MATERIAL FOR THE TASK:
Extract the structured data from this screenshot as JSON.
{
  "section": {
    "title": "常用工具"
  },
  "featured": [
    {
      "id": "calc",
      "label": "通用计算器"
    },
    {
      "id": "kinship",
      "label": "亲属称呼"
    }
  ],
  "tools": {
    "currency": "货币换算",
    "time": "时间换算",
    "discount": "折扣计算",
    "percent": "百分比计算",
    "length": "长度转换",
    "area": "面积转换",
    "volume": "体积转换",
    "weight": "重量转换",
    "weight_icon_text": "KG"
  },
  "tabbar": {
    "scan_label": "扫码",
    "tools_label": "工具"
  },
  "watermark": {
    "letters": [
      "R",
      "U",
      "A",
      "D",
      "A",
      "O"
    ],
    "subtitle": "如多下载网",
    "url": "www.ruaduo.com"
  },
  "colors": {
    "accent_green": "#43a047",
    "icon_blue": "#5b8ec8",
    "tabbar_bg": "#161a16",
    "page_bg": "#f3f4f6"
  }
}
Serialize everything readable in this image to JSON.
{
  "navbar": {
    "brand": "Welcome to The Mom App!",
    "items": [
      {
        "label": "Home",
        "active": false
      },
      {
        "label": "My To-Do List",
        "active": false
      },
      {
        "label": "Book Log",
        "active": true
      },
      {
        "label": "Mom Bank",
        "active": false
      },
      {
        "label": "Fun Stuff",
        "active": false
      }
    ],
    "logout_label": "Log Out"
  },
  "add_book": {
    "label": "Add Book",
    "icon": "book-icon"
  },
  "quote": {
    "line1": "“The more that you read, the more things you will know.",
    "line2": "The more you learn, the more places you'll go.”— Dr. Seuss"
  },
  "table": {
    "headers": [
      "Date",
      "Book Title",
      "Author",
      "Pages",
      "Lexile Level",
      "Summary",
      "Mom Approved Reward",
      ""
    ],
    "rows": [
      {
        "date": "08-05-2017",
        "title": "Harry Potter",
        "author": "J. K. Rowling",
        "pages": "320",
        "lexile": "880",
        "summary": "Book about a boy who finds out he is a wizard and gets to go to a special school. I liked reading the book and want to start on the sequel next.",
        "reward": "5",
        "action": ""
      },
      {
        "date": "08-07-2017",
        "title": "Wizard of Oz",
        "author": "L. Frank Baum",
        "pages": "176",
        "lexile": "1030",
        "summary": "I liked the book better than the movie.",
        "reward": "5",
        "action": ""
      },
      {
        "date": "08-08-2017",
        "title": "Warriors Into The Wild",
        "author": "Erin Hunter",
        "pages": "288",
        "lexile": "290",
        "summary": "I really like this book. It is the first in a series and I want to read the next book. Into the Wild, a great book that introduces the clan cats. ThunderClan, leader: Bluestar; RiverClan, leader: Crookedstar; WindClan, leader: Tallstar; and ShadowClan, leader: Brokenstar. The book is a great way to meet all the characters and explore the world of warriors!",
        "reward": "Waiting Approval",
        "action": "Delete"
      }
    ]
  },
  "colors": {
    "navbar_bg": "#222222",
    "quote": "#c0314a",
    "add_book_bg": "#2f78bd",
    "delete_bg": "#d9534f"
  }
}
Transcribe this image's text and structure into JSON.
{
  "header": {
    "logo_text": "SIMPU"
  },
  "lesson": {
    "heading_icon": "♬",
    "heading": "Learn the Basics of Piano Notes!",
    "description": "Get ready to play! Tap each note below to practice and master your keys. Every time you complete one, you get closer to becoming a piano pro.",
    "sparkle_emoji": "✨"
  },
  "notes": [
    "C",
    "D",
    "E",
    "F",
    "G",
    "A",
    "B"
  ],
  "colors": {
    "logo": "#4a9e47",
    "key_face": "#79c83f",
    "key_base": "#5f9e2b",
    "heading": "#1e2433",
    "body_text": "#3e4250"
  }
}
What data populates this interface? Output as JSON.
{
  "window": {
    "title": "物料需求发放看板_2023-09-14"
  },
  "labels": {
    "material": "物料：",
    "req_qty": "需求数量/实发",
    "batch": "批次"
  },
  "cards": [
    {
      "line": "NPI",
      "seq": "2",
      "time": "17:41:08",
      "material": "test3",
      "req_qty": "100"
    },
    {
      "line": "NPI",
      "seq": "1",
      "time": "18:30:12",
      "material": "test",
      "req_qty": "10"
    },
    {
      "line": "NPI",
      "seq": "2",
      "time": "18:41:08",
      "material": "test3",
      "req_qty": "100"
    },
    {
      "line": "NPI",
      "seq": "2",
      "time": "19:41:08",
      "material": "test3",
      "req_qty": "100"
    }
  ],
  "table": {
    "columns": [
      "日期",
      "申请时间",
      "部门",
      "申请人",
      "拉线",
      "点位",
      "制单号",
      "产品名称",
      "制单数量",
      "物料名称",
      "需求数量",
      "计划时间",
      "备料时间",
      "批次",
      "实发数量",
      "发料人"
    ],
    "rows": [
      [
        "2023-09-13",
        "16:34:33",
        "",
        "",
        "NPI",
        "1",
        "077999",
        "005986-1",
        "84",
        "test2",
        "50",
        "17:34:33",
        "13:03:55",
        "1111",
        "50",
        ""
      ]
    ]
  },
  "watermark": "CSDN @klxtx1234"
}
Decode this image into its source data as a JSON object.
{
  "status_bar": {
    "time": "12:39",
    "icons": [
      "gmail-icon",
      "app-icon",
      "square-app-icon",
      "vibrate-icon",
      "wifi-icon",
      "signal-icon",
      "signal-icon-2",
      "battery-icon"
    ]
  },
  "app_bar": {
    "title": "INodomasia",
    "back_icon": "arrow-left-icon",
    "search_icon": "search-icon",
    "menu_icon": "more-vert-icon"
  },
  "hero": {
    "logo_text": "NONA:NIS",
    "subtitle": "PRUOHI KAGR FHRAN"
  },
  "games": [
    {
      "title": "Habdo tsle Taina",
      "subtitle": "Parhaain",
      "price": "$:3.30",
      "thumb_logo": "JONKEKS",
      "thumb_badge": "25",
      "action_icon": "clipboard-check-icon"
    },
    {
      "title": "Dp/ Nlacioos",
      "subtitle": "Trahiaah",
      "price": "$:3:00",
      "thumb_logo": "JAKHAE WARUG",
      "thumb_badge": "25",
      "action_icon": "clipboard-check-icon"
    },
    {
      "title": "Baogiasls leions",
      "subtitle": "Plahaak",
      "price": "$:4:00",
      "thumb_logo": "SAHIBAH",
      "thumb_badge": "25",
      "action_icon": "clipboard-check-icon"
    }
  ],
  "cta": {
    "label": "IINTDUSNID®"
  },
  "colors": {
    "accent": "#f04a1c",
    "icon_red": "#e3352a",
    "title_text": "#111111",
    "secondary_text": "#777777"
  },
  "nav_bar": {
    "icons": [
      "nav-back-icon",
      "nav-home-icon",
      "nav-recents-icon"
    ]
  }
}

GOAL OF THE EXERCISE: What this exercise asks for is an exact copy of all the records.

ANSWER TO THE EXERCISE:
Extract the structured data from this screenshot as JSON.
{
  "section": {
    "title": "常用工具"
  },
  "featured": [
    {
      "id": "calc",
      "label": "通用计算器"
    },
    {
      "id": "kinship",
      "label": "亲属称呼"
    }
  ],
  "tools": {
    "currency": "货币换算",
    "time": "时间换算",
    "discount": "折扣计算",
    "percent": "百分比计算",
    "length": "长度转换",
    "area": "面积转换",
    "volume": "体积转换",
    "weight": "重量转换",
    "weight_icon_text": "KG"
  },
  "tabbar": {
    "scan_label": "扫码",
    "tools_label": "工具"
  },
  "watermark": {
    "letters": [
      "R",
      "U",
      "A",
      "D",
      "A",
      "O"
    ],
    "subtitle": "如多下载网",
    "url": "www.ruaduo.com"
  },
  "colors": {
    "accent_green": "#43a047",
    "icon_blue": "#5b8ec8",
    "tabbar_bg": "#161a16",
    "page_bg": "#f3f4f6"
  }
}
Serialize everything readable in this image to JSON.
{
  "navbar": {
    "brand": "Welcome to The Mom App!",
    "items": [
      {
        "label": "Home",
        "active": false
      },
      {
        "label": "My To-Do List",
        "active": false
      },
      {
        "label": "Book Log",
        "active": true
      },
      {
        "label": "Mom Bank",
        "active": false
      },
      {
        "label": "Fun Stuff",
        "active": false
      }
    ],
    "logout_label": "Log Out"
  },
  "add_book": {
    "label": "Add Book",
    "icon": "book-icon"
  },
  "quote": {
    "line1": "“The more that you read, the more things you will know.",
    "line2": "The more you learn, the more places you'll go.”— Dr. Seuss"
  },
  "table": {
    "headers": [
      "Date",
      "Book Title",
      "Author",
      "Pages",
      "Lexile Level",
      "Summary",
      "Mom Approved Reward",
      ""
    ],
    "rows": [
      {
        "date": "08-05-2017",
        "title": "Harry Potter",
        "author": "J. K. Rowling",
        "pages": "320",
        "lexile": "880",
        "summary": "Book about a boy who finds out he is a wizard and gets to go to a special school. I liked reading the book and want to start on the sequel next.",
        "reward": "5",
        "action": ""
      },
      {
        "date": "08-07-2017",
        "title": "Wizard of Oz",
        "author": "L. Frank Baum",
        "pages": "176",
        "lexile": "1030",
        "summary": "I liked the book better than the movie.",
        "reward": "5",
        "action": ""
      },
      {
        "date": "08-08-2017",
        "title": "Warriors Into The Wild",
        "author": "Erin Hunter",
        "pages": "288",
        "lexile": "290",
        "summary": "I really like this book. It is the first in a series and I want to read the next book. Into the Wild, a great book that introduces the clan cats. ThunderClan, leader: Bluestar; RiverClan, leader: Crookedstar; WindClan, leader: Tallstar; and ShadowClan, leader: Brokenstar. The book is a great way to meet all the characters and explore the world of warriors!",
        "reward": "Waiting Approval",
        "action": "Delete"
      }
    ]
  },
  "colors": {
    "navbar_bg": "#222222",
    "quote": "#c0314a",
    "add_book_bg": "#2f78bd",
    "delete_bg": "#d9534f"
  }
}
Transcribe this image's text and structure into JSON.
{
  "header": {
    "logo_text": "SIMPU"
  },
  "lesson": {
    "heading_icon": "♬",
    "heading": "Learn the Basics of Piano Notes!",
    "description": "Get ready to play! Tap each note below to practice and master your keys. Every time you complete one, you get closer to becoming a piano pro.",
    "sparkle_emoji": "✨"
  },
  "notes": [
    "C",
    "D",
    "E",
    "F",
    "G",
    "A",
    "B"
  ],
  "colors": {
    "logo": "#4a9e47",
    "key_face": "#79c83f",
    "key_base": "#5f9e2b",
    "heading": "#1e2433",
    "body_text": "#3e4250"
  }
}
What data populates this interface? Output as JSON.
{
  "window": {
    "title": "物料需求发放看板_2023-09-14"
  },
  "labels": {
    "material": "物料：",
    "req_qty": "需求数量/实发",
    "batch": "批次"
  },
  "cards": [
    {
      "line": "NPI",
      "seq": "2",
      "time": "17:41:08",
      "material": "test3",
      "req_qty": "100"
    },
    {
      "line": "NPI",
      "seq": "1",
      "time": "18:30:12",
      "material": "test",
      "req_qty": "10"
    },
    {
      "line": "NPI",
      "seq": "2",
      "time": "18:41:08",
      "material": "test3",
      "req_qty": "100"
    },
    {
      "line": "NPI",
      "seq": "2",
      "time": "19:41:08",
      "material": "test3",
      "req_qty": "100"
    }
  ],
  "table": {
    "columns": [
      "日期",
      "申请时间",
      "部门",
      "申请人",
      "拉线",
      "点位",
      "制单号",
      "产品名称",
      "制单数量",
      "物料名称",
      "需求数量",
      "计划时间",
      "备料时间",
      "批次",
      "实发数量",
      "发料人"
    ],
    "rows": [
      [
        "2023-09-13",
        "16:34:33",
        "",
        "",
        "NPI",
        "1",
        "077999",
        "005986-1",
        "84",
        "test2",
        "50",
        "17:34:33",
        "13:03:55",
        "1111",
        "50",
        ""
      ]
    ]
  },
  "watermark": "CSDN @klxtx1234"
}
Decode this image into its source data as a JSON object.
{
  "status_bar": {
    "time": "12:39",
    "icons": [
      "gmail-icon",
      "app-icon",
      "square-app-icon",
      "vibrate-icon",
      "wifi-icon",
      "signal-icon",
      "signal-icon-2",
      "battery-icon"
    ]
  },
  "app_bar": {
    "title": "INodomasia",
    "back_icon": "arrow-left-icon",
    "search_icon": "search-icon",
    "menu_icon": "more-vert-icon"
  },
  "hero": {
    "logo_text": "NONA:NIS",
    "subtitle": "PRUOHI KAGR FHRAN"
  },
  "games": [
    {
      "title": "Habdo tsle Taina",
      "subtitle": "Parhaain",
      "price": "$:3.30",
      "thumb_logo": "JONKEKS",
      "thumb_badge": "25",
      "action_icon": "clipboard-check-icon"
    },
    {
      "title": "Dp/ Nlacioos",
      "subtitle": "Trahiaah",
      "price": "$:3:00",
      "thumb_logo": "JAKHAE WARUG",
      "thumb_badge": "25",
      "action_icon": "clipboard-check-icon"
    },
    {
      "title": "Baogiasls leions",
      "subtitle": "Plahaak",
      "price": "$:4:00",
      "thumb_logo": "SAHIBAH",
      "thumb_badge": "25",
      "action_icon": "clipboard-check-icon"
    }
  ],
  "cta": {
    "label": "IINTDUSNID®"
  },
  "colors": {
    "accent": "#f04a1c",
    "icon_red": "#e3352a",
    "title_text": "#111111",
    "secondary_text": "#777777"
  },
  "nav_bar": {
    "icons": [
      "nav-back-icon",
      "nav-home-icon",
      "nav-recents-icon"
    ]
  }
}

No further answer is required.